Now before you get excited: what counts as a “legitimate interest” is strict. Relying on this condition to process data is very tricky.
But one of the few things that seems to give people the go ahead with LI, has to do with the data for customers.
Here’s the line they’re talking about:
Such legitimate interest could exist for example where there is a relevant and appropriate relationship between the data subject and the controller in situations such as where the data subject is a client or in the service of the controller. –Recital 47
So if you buy something from me, and we have a relationship—just maybe, I have more of a right to email you, than I do someone who snagged a PDF.
Here, it again comes down to what your audience would “reasonably” expect.
If I bought a 90 days of your $100 a month software, for a stupid low price of of $9—I’d probably expect you’d follow up. I’d assume, come month three, you’d want to see if I’m ready to commit.
As a customer, I might expect a few emails walking me through how the software works. I might expect to get a content piece thrown my way, explaining some best practices.

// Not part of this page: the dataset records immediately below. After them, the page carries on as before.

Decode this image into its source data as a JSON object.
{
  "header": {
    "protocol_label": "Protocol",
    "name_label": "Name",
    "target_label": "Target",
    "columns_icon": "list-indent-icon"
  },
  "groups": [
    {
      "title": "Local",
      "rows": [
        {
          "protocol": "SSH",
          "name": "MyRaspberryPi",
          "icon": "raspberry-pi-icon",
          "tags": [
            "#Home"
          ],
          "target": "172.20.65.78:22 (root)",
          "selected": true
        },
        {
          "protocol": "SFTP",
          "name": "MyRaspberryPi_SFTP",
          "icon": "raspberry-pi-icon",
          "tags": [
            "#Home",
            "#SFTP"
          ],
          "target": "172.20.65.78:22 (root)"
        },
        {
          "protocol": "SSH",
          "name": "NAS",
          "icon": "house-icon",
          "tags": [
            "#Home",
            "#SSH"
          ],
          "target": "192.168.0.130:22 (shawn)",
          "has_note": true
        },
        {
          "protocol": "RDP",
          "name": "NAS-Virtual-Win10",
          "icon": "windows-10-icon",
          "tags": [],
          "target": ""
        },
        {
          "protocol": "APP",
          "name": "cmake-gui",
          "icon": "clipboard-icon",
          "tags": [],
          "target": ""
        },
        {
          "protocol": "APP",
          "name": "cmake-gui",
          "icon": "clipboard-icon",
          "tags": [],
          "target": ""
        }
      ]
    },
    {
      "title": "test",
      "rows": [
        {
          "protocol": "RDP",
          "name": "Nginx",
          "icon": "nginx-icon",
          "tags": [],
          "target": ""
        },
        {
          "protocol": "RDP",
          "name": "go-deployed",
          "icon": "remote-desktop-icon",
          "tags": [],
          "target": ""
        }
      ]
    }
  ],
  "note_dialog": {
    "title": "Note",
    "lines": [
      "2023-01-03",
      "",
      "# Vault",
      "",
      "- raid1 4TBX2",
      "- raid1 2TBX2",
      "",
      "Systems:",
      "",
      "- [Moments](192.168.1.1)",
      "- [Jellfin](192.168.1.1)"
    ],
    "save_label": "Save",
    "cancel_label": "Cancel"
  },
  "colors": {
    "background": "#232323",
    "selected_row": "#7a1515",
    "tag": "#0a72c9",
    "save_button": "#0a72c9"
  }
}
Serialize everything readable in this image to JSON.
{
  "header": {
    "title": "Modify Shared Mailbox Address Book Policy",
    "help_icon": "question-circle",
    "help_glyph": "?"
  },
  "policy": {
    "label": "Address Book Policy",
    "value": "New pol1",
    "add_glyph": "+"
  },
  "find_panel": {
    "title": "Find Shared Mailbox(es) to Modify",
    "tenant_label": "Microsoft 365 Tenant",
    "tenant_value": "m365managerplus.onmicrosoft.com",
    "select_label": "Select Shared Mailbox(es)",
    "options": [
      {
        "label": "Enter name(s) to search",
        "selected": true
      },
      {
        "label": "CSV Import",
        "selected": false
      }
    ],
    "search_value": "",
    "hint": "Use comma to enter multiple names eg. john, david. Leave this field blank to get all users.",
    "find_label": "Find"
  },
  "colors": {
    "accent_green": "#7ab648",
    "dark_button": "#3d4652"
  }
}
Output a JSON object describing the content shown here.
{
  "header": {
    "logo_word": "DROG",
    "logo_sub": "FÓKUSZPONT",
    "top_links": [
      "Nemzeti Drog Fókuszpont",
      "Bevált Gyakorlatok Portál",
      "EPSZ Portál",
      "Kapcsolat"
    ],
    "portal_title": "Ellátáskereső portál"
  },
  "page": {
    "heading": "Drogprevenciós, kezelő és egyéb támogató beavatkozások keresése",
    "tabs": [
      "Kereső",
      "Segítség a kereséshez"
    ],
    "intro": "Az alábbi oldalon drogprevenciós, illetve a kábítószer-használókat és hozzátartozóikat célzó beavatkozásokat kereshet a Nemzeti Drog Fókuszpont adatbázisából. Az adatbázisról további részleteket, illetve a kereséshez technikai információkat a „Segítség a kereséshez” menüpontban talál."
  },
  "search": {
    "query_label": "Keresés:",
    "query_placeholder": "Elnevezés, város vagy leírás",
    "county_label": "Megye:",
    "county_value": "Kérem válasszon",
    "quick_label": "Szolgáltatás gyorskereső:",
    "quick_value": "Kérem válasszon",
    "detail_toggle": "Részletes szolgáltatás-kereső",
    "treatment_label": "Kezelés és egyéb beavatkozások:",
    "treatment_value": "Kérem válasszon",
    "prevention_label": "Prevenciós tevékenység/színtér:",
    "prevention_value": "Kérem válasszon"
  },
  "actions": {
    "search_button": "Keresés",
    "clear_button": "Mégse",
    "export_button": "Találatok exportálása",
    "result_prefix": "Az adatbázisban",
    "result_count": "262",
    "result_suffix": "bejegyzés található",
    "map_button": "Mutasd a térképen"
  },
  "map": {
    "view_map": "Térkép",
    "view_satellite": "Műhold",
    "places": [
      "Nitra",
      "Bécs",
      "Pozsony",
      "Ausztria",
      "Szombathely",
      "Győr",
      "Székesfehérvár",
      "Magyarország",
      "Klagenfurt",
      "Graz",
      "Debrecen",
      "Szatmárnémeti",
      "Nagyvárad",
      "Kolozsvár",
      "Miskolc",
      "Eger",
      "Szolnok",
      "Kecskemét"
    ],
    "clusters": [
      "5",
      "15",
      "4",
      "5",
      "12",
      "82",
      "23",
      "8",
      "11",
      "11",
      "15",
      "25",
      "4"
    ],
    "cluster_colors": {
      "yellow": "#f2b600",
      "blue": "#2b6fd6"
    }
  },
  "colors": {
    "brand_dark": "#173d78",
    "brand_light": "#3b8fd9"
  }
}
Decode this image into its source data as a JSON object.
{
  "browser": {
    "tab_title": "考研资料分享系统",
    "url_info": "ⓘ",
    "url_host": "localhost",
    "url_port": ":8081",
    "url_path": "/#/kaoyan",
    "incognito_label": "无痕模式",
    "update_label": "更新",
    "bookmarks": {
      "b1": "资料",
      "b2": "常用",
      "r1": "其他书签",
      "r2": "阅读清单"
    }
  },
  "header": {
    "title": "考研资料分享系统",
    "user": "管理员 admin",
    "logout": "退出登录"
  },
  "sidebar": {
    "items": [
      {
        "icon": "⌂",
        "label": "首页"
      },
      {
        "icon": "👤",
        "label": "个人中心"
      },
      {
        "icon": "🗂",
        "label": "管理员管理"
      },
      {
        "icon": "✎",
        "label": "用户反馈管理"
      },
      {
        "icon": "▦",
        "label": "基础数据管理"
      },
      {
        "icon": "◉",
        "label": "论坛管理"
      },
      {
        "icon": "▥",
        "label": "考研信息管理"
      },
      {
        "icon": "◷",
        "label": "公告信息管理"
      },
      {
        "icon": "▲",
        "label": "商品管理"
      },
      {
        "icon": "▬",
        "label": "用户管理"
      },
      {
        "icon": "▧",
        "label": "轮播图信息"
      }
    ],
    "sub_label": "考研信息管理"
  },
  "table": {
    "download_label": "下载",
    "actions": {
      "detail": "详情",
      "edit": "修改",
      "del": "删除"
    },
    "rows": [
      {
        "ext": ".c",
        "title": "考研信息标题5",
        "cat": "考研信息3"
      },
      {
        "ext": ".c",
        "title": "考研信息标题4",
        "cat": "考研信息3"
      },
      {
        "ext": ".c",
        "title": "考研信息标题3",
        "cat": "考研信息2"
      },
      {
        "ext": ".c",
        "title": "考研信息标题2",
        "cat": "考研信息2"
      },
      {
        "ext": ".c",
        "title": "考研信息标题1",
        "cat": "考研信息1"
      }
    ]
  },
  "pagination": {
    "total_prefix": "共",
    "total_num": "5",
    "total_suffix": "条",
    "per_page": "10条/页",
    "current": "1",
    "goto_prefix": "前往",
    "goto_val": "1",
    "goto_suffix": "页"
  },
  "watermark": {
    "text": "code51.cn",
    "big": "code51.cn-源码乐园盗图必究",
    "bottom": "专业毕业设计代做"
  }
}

I might even expect to hear from a support person—who’s checking in to help out with onboarding.
So as you walk me, your now customer, through your nurture campaign—and as you go to pitch a bigger purchase my way, you’ve got a pretty good case legitimate interest applies.
Which means, you’ve got a pretty good case for not jumping through so many of those on-fire consent hoops.
(PS. If you’re going to go the legitimate interests route, at any point, we recommend you read the full write-up we have on the process, here).
To sum it up:
- Cold Emails are “no” at worst, and “danger” at best. Approach with caution, and start diversifying your lead-acquisition streams now.
- Set yourself up to properly ask for consent, if you’re going to use a Google remarketing campaign, or anything that touches the Facebook pixel.
- Asking consent the right way means making sure it’s: unambiguous, affirmative, specific, freely given, and informed. Do this the right way, at any stage of your funnel.
- Binary choices are good for GDPR and conversions. Just make sure to display them at equal prominence.
- If you can get someone to buy, you can justify some follow emails with legitimate interest. If you’re not already considering a tripwire, now might be the time.